Statement by Mr. Fazlı Çorman, Deputy Permanent Representative of Turkey to the United Nations, at the Intergovernmental Negotiations on the Question of Equitable Representation and Increase in the Membership of the Security Council

Fazlı Çorman 24.03.2009
Mr. Chairman,

Let me begin by expressing our appreciation to you for convening today's meeting. I would also like to thank you for your letter dated 20 March 2009, which encapsulates many aspects of the Council reform process on the question of "regional representation."

Mr. Chairman,

Regional representation is one of the most salient aspects of the reform process. Although the UN Charter does not explicitly refer to "regional representation" as such, Article 23 of the Charter stipulates "equitable geographic distribution" as a major criterion for non-permanent members of the Security Council. Our task, therefore, is to enlarge the Council in such a way that would render it more equitably representative.

The underlying assumption of this premise is that the current distribution in the Council is not as equitable as it should be. Therefore, identification of the geographies which are not sufficiently represented at the Council should be an essential first step of today's exercise.

There is a widespread belief among the membership that the continent of Africa is presently under-represented at the Council. We also share this belief. The fact that many of the persistent issues on the Council's agenda pertain to Africa further aggravates this sense of underrepresentation. We also believe that there is room for further representation of the Asian Group and the GRULAC at the Council.

There are other groups of countries which, although belonging to different geographies, are similarly under-represented at the Council. Small- and medium-sized states and developing countries readily come to mind in this context. It is indeed quite revealing that 37 of the 43 small states of the UN, having a population below 1 million, have never been elected to the Council. 15 of these countries are from Asia; 11 are from GRULAC.

Having identified the problem, the next logical step would be to seek for ways to effectively remedy these imbalances. Of course, how we should go about correcting these imbalances is closely related to the other key issues cited in Decision 62/557 - particularly, the categories of membership and size of of an enlarged Council. This is yet another manifestation of the linkages and interrelations among these five sets of issues.

Mr. Chairman,

Turkey remains steadfast in its belief that the most effective way to uphold and further enhance the principle of "regional representation" is through increasing the number of regular two-year non-permanent seats at the Council and allocating them to the inherently under-represented groups which I have just mentioned. Such an approach would allow a significant number of member states to be represented at the Council from a given geographical region over an extended time period.

Having said that, in the spirit of compromise and flexibility, we are also ready to further explore the idea of an intermediate approach, whereby longer-term non-permanent seats could be established and allocated on a regional basis.
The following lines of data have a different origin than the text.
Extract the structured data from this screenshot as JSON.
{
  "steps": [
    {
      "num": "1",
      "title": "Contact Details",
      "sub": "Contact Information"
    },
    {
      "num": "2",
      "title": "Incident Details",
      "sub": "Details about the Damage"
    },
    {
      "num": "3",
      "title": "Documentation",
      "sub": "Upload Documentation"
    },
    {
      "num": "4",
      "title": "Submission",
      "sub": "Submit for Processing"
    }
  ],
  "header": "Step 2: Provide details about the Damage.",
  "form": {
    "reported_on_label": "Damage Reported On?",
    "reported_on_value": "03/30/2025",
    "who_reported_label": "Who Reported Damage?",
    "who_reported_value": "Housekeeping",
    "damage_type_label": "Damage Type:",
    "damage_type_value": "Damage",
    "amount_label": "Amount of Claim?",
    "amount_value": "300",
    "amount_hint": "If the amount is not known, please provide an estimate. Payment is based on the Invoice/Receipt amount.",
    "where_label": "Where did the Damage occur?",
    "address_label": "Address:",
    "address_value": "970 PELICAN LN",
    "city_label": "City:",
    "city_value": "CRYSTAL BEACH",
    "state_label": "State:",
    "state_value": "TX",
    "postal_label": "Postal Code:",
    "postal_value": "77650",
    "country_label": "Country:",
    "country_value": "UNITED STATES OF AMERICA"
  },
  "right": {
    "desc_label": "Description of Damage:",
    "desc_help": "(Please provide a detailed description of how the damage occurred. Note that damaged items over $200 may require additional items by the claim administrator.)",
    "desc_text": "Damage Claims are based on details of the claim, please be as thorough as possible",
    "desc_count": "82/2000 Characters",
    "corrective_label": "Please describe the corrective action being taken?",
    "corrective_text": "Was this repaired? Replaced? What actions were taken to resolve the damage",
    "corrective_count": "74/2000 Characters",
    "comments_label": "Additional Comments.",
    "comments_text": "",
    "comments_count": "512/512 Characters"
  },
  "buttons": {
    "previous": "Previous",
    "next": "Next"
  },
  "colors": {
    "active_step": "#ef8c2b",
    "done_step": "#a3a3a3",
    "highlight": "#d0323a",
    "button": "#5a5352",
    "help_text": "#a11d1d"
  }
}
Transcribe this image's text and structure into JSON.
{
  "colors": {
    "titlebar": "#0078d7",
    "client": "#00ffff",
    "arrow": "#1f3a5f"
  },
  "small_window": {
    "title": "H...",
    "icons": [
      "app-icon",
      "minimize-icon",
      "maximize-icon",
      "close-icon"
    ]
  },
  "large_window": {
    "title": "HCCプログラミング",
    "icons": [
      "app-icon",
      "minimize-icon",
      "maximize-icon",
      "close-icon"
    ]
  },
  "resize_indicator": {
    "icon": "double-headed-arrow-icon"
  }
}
This would permit longer or more frequent presence at the Council for those countries that may qualify through elections at the General Assembly. We believe that such an approach could also increase the level of regional representation at the Council.

Mr. Chairman,

The model I have just outlined would aim to enhance regional representation through increased national representation. Our assumption here is that a more equitable geographical distribution could be achieved by increasing the number of member states in the Council belonging to under-represented geographies.

However, there is also the possibility of establishing regional seats that would rotate among member states of a regional group. The common African position, for example, has the potential to lead to such an outcome, although its specific modalities are yet to be elaborated. We respect and sympathize with the African position which has the potential to advance regional representation, as well as democracy, accountability and transparency, at the Council.

Mr. Chairman,

The complexities surrounding the Council reform, some of which I have alluded to in my statement earlier, further reinforce the necessity for a comprehensive solution. These complexities defy the validity of piecemeal approaches. We are encouraged to see a greater awareness among the membership on the linkages and interrelations among various aspects of the reform process. This understanding, we believe, is the first basic precondition - and the main source of optimism - for the success of the intergovernmental negotiations.

Thank you.